▶ _REQUIREMENT_
Since only a count is wanted, work out how many lines in the material below contain the word "Categories" and return that number.

───── GIVEN ENTRIES ─────

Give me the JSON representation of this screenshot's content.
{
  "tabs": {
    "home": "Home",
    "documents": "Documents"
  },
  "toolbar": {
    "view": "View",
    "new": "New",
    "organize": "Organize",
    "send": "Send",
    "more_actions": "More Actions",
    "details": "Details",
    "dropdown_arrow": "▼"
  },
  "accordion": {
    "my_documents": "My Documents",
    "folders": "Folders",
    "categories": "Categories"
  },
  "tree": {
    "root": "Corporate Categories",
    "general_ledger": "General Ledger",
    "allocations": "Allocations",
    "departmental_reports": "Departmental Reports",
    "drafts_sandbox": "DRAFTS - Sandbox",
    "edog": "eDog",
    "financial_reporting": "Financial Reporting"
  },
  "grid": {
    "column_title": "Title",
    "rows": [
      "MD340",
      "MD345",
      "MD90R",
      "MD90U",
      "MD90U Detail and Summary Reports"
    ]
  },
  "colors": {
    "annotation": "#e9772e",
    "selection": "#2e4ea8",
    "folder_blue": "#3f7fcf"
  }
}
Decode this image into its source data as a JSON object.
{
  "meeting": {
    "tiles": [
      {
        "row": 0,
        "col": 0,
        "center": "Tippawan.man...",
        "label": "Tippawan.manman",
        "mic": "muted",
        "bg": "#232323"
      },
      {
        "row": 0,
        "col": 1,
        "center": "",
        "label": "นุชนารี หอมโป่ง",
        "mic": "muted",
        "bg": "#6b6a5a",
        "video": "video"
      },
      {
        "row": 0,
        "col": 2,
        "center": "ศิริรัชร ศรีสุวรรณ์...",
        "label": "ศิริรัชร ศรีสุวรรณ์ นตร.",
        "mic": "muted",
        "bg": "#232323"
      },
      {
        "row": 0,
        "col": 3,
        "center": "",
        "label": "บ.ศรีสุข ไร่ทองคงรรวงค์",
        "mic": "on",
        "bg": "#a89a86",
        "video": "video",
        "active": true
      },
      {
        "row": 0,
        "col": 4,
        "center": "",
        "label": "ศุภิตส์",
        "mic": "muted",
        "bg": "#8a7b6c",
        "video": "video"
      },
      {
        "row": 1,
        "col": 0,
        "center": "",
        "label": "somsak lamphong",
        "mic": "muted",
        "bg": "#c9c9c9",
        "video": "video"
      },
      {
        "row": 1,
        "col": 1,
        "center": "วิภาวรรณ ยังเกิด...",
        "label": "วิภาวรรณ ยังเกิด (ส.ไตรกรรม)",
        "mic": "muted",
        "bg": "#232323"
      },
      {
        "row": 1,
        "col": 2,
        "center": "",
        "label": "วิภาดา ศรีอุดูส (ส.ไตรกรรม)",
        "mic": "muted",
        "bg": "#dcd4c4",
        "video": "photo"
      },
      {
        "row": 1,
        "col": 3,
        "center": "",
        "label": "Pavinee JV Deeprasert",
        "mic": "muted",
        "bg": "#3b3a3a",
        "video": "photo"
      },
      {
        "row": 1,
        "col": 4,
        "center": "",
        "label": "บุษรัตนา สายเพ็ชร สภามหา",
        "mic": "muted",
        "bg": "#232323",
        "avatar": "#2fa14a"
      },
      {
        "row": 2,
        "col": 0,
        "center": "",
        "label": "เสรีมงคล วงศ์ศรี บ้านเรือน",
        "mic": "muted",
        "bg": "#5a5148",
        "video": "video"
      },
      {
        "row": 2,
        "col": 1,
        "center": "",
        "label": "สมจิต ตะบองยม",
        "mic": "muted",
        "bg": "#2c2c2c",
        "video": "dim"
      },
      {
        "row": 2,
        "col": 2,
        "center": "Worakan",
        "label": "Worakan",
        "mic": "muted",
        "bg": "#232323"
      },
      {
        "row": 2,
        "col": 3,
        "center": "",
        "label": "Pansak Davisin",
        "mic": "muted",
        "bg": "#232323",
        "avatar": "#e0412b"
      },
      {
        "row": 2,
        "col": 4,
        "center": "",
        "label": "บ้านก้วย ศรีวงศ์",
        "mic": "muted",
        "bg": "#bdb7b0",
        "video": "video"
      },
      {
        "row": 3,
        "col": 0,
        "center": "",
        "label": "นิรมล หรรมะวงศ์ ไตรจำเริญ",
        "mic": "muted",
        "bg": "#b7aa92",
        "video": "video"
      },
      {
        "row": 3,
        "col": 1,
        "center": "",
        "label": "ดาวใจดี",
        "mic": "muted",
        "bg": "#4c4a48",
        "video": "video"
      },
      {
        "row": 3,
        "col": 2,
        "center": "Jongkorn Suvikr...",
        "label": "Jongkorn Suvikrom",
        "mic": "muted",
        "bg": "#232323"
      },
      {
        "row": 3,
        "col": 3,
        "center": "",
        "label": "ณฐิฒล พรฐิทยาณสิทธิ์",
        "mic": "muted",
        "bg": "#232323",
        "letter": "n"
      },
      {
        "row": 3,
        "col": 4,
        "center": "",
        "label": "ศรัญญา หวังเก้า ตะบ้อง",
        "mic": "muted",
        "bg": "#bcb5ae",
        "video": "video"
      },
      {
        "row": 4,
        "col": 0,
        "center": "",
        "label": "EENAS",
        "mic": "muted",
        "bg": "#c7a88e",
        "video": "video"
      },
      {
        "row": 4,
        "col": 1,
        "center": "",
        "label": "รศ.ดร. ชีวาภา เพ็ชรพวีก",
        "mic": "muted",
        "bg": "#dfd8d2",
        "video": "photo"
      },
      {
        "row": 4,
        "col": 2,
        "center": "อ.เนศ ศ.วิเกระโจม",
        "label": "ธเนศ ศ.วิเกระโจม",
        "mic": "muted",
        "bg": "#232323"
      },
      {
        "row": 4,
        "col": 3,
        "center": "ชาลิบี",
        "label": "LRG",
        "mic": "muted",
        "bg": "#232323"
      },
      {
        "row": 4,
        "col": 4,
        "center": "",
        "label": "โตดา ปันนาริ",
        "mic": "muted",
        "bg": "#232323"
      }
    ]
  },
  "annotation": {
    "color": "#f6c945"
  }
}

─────

▶ _TASK SOLUTION_
2